“Is the government acting like an armed robber when you are taxed so that the government can operate illegitimate programs or policies?
The answer is no.”
Or, so my pal Cole says. We have, after all, the opportunity to vote. That’s the same thing as consent, right?
It sounds so nice. When we vote, we have a voice! Government by the people suggests a few things, thought. Among them: election outcomes represent voter preferences. But like most premises in Cole’s argument, there is little in the way of truth.
In real life, voters have ordinal preferences on several thousand possible issues, but to make this easier for Cole, I’ll lower the bar. Let’s do a quick test.
Can voters choose a pack of beer? There are three voters, and they will have to choose between two kinds of beer.
Voter One: Cole. He likes good beer, and his preferences are just an ordinal scale of quality; he would buy a pack of good beer before a medium-quality beer, and a medium-quality beer to Four Loko. His preferences are transitive.
Voter Two: Some hipster. He hates Coors because normal people drink it. He likes craft beer, the best stuff that few drink, but he really likes drinking Four Loko because it tastes like garbage. Sooooo IRONIC.

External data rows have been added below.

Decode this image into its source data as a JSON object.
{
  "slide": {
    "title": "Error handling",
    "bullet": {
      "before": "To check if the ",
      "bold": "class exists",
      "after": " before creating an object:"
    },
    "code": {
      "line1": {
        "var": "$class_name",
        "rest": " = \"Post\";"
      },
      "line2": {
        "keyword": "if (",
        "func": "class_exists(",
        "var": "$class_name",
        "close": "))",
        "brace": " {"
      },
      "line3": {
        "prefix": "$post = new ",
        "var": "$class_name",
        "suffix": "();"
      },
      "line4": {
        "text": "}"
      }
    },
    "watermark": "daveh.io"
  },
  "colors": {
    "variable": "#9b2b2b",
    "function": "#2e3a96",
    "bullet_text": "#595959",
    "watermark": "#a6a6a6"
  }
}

Voter Three: Hank Hill. He drinks Coors. He will not drink some sissy by under any circumstance. He’d even drink Four Loko before that.
Now imagine the three walked into a store, and they had to vote on which beer to buy. This is a simple store, much simpler than real life, so it should be easier for them to express their preferences. There are only two packs of beer: one twelver of Imperial (I don’t think it actually comes in packs), and a bunch of Four Loko. Cole votes for Imperial, the hipster and Hank vote to get Loked. Garbage carries the day. Democracy has spoken!
But what if they had to choose between Four Loko and Coors? Cole would vote for Coors, as would Hank. The hipster votes for the garbage drink, but has to drink Coors anyway. Democracy spoke again?
Or, what if it were Imperial v. Coors? Cole and the hipster would vote for Imperial, while Hank would go for Coors. Democracy chose all three, now?
Sure, there was a victor in each cycle, but these elections didn’t express anyone’s preferences. And as elections become more complex, and begin to resemble our actual elections, these problems get worse. Kenneth Arrow actually won a Nobel for doing the math to prove this.
But even if elections were able to express voters’ preferences, there is still the problem of the majority not ruling. There has never been a presidential election where the majority of Americans chose to elect a candidate. The closest we’ve ever come is 23%.
It’s hard to take Cole’s idea that voters can revoke the rights of others when elections fail to meet these basic criteria.
But this is the smallest problem with Cole’s proposal. The more serious false premises (natural rights, what consent means, exit) will be addressed later.
EDIT: And now for a proper conclusion.
Although I assumed the conclusion would be clear from the introduction and discussion of Arrow’s Impossibility Theorem, I’ll be more explicit.
Cole is a proponent of a modified “consent of the governed” theory. He believes that elections allow me to express my preferences and I am bound to the results by having the opportunity to do so. But why? Say the ballots were thrown into a swimming pool and one ballot chosen at random, and the results were based entirely on it. Would I still be bound to the results of the election under his theory? I had a vote, after all!
Of course not. His point isn’t simply that elections are binding because ballots were submitted. At least, I hope not. Cole believes that elections transmit the preferences of voters, and the majority agree on a particular policy or a politician to vote in proxy. But this premise is demonstrably wrong. Quite often, the preferences of citizens are not transmitted through elections whatsoever. Nor is there majority rule, nor even plurality rule. That is, even by Cole’s tortured standard, no consent has been given.
Most people realize this, which is why they have enough sense to stay home on election day. If you’re looking for actual consent, you might find it in this majority decision.